How to take a historical brand into the 21st century? Do as Dior does… hire a female artistic director to turn traditional codes on their head, dismantle geographical borders and twist the creative language so it speaks the unifying language of modern, multi-cultural women. Easy, no? Well, many have tried, and even more have failed. But for Dior, the intelligent appointment in 2016 of the French house’s first female head, Maria Grazia Chiuri, was a stellar move interwoven with longevity.
“The only thing that interests me is to work well for the brand, to give a good message to future generations, and to move the brand forwards,” Maria Grazia tells Bazaar during her visit for Dior’s haute couture show in Dubai in March. “I hope that I am remembered as a designer that moved Dior into the future, with a fresh idea of femininity, a more global, worldwide voice, and a growing conversation with different women.”
To help shape her future vision, Maria Grazia turns to her Arabian clientele, inspired by watching them “mix things in different ways, which enables me to read the different personalities which in turn is fascinating,” she tells BAZAAR of her visit to the UAE. The traditions of Arabian culture merge with her Italian roots, allowing geography to become a unifying force of multiculturism. “Maybe because I’m Italian and the Mediterranean and Arab cultures are very similar - with their big families, love of food, good weather and good times - but I immediately felt at home,” she tells Bazaar.
Another context that affirms Maria Grazia’s bi-cultural values, is the importance of not boxing women into some pre-defined notion of what a ‘woman’ should be, based on culture, society, race or other, here, there or anywhere. “It’s not just about who we are being defined as, it’s about how we are defining ourselves as. I really detest a stereotyped idea of a woman, because we should be allowed to define ourselves. I hope together we all move forward to a future where everybody is more free and more confident to express themselves, and we are all free to redefine our own perspectives. I dream for that future.
Living by the edict, ‘Everything you do could be great,’ it’s Jane Austen and Michelle Obama who help incentivise Maria Grazia’s continuing fight to prove a woman’s worth in today’s society. “My hope is now that the women who come to Dior feel that while it is a couture house with a big heritage, they also feel confident that they’ve found someone who understands them, their necessity, their style of life, someone who doesn’t want to impose anything. Women are so multi-faceted these days and I don’t think they want to be only one way or only one person. My vision is to speak to these women, to allow them to define themselves and for the women to let Dior be there to help them express that.”

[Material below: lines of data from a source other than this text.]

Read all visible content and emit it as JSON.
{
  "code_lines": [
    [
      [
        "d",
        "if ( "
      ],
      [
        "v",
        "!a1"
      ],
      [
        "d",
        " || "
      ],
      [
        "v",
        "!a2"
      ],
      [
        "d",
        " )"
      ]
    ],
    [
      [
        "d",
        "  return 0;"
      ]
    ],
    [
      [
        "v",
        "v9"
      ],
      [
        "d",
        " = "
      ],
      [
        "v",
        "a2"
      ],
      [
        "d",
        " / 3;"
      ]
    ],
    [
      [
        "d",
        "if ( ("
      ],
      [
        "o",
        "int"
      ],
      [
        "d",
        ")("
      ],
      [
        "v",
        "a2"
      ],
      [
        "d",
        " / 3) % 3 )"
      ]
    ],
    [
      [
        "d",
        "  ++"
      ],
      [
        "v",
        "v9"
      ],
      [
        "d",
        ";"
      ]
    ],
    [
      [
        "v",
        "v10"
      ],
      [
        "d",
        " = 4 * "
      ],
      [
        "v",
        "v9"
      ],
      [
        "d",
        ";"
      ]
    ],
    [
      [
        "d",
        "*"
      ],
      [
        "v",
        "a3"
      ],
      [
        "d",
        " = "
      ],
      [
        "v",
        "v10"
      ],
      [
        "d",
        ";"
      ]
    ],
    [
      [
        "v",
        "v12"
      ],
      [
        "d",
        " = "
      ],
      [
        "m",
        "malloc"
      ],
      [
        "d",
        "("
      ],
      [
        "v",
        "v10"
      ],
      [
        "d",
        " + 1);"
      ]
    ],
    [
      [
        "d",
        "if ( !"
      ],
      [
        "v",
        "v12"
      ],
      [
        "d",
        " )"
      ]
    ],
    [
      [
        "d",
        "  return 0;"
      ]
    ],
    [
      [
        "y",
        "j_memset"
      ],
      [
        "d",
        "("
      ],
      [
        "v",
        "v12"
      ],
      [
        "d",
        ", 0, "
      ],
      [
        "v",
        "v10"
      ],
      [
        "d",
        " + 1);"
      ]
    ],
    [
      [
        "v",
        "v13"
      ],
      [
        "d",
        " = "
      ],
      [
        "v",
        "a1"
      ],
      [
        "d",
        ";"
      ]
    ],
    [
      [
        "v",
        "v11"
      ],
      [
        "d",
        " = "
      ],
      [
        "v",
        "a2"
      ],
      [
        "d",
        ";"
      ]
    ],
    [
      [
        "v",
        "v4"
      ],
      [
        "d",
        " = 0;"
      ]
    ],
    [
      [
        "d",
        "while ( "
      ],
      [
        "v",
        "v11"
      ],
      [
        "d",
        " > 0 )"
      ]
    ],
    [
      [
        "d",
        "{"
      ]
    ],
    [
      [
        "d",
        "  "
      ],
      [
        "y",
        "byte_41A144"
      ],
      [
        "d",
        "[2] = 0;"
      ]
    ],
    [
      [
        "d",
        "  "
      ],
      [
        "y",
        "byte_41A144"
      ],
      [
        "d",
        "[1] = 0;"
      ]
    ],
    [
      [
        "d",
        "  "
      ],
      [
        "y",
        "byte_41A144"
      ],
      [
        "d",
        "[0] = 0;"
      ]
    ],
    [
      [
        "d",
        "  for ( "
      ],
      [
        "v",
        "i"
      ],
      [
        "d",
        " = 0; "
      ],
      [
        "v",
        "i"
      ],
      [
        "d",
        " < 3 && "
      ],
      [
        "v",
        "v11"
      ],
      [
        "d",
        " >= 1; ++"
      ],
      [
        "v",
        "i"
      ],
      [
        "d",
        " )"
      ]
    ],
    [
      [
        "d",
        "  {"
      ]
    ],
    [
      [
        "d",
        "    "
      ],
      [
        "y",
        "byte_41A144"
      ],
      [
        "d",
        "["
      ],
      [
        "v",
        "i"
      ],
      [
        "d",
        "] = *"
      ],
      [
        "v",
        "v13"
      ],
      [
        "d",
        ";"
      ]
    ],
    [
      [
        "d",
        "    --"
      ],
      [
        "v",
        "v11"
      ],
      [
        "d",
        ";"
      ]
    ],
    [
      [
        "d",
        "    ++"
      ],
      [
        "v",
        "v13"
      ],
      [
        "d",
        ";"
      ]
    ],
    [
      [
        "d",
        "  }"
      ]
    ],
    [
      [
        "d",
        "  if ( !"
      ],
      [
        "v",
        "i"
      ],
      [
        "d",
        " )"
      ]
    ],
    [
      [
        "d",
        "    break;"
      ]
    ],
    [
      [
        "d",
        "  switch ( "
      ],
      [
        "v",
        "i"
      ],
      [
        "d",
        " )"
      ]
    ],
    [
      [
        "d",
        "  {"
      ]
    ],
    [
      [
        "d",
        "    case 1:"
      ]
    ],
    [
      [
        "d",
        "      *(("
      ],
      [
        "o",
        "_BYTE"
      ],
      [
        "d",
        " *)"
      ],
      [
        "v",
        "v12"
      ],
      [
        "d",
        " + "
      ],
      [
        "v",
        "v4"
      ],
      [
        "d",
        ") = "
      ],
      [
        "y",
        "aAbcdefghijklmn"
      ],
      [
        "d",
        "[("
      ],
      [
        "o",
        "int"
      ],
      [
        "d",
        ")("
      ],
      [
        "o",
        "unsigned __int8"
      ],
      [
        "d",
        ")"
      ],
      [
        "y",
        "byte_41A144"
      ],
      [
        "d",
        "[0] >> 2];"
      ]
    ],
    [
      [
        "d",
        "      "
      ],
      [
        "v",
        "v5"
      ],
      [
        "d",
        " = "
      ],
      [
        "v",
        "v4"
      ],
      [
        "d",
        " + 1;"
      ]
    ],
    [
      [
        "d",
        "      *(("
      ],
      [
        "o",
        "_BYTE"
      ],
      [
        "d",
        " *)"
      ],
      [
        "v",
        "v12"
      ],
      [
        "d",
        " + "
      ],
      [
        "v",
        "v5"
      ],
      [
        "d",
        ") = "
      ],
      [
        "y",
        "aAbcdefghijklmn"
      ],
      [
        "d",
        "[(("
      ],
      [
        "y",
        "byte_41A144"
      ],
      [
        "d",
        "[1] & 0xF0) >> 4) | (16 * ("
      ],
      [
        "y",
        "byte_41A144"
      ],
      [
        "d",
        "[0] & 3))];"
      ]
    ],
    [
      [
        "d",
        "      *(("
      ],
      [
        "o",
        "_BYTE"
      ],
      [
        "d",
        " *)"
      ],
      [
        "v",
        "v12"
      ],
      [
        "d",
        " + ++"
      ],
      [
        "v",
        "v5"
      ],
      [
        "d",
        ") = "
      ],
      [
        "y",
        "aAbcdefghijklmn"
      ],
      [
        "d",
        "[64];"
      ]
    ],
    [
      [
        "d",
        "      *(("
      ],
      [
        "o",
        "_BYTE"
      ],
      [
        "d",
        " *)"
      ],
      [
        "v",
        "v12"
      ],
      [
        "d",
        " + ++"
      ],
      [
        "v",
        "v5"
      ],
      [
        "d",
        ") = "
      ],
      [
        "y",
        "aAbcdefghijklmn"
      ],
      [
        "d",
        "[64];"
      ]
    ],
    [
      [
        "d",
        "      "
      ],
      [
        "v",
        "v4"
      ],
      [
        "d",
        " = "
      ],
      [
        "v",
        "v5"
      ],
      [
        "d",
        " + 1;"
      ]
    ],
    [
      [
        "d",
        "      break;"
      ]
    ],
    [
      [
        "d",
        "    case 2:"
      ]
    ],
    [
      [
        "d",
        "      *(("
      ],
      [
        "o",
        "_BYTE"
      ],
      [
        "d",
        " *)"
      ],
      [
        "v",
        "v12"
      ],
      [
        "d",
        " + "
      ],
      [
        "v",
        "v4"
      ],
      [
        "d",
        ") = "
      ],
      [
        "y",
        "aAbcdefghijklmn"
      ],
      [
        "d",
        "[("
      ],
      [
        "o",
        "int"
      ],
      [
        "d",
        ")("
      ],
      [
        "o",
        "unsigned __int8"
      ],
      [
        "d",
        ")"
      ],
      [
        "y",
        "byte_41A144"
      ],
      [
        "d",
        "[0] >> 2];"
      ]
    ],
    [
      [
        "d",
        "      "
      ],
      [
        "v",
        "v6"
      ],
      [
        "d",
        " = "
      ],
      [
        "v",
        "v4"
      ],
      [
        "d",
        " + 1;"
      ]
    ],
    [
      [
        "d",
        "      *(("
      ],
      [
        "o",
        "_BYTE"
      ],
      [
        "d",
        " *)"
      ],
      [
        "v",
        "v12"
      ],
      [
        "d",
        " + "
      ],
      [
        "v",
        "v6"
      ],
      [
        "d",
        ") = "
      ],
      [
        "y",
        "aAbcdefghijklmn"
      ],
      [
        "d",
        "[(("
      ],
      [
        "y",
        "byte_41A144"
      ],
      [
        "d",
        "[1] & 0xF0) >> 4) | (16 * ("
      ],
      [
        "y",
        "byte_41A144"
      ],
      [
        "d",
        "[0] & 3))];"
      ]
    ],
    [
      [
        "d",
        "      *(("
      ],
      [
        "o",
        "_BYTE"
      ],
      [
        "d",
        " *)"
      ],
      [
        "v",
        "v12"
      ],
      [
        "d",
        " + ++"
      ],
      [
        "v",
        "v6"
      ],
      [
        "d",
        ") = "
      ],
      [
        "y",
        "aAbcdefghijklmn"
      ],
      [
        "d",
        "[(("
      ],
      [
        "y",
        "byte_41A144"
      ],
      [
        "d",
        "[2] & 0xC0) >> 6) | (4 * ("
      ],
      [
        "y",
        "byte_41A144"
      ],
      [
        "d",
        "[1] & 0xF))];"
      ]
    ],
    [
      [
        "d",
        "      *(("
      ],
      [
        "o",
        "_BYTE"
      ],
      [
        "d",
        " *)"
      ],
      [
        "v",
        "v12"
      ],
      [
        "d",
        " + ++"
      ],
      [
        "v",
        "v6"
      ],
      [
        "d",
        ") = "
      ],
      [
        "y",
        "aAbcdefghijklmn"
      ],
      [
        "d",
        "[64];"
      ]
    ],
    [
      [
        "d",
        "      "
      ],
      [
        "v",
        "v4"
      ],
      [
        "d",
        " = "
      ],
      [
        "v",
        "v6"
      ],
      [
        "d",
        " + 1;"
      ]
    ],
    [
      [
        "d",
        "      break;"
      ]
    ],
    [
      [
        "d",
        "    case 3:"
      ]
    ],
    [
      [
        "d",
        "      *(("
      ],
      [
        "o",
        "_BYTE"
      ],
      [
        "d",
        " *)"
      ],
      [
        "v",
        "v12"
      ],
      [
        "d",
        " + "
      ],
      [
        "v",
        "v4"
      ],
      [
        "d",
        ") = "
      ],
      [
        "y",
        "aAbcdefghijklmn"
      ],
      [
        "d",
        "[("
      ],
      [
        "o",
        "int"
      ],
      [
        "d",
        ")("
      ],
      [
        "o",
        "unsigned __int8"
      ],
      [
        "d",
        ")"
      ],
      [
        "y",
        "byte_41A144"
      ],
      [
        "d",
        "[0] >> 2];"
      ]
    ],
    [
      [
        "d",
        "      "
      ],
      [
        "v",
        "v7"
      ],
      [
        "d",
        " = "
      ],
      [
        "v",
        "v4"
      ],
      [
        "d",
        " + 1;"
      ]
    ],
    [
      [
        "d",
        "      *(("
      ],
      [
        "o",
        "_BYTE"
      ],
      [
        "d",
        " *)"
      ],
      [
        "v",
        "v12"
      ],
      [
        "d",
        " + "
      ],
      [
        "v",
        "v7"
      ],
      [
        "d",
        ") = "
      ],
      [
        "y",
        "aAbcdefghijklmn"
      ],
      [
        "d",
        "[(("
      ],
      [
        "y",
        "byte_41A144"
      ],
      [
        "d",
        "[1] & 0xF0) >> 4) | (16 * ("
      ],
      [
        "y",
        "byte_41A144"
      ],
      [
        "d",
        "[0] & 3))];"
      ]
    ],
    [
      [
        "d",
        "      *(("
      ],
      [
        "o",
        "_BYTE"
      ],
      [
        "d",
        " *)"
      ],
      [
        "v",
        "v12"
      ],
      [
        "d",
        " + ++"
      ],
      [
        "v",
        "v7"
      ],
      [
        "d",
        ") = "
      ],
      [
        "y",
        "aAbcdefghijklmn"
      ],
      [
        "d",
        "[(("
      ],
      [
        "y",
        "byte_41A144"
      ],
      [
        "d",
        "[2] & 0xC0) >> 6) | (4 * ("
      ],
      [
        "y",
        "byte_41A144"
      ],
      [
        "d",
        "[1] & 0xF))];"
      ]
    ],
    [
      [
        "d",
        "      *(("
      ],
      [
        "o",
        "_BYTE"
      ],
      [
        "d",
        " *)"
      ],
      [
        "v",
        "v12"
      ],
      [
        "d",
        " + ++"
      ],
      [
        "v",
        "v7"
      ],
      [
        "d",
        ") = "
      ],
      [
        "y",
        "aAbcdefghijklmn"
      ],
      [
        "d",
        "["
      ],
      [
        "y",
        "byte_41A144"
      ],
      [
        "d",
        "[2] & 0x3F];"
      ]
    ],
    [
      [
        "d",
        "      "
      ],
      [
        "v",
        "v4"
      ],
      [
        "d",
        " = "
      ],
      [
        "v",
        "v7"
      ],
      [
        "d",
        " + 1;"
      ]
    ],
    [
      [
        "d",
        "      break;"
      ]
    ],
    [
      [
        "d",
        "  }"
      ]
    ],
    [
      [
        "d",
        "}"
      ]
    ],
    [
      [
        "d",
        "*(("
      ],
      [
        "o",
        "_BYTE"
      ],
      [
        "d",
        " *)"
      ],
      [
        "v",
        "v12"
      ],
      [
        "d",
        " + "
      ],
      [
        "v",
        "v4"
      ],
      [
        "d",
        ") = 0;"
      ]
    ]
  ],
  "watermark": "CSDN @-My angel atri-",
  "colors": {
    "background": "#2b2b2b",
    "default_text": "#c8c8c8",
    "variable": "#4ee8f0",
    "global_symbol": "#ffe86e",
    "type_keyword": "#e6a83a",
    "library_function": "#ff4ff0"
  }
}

Maria Grazia likens the redefinition of house codes to the ever-changing parameters of perception around art, saying: “If you go to all the beautiful museums in Italy, you have these beautiful artists and their beautiful masterpieces. But if you move these pieces of art into another exhibition, you have another point of view. The story changes. We are a company that has a lot of masterpieces inside that can be used in a contemporary way that speaks a language that better interests women today.”
A French brand, with an Italian artistic director, learning from her Arabian audience… that’s definitely a concept that speaks our language. The true definition of haute couture multi-culturism at play.
From the April 2019 Issue of Harper's BAZAAR Arabia
Press play to watch what happened when the Dior Circus came to Dubai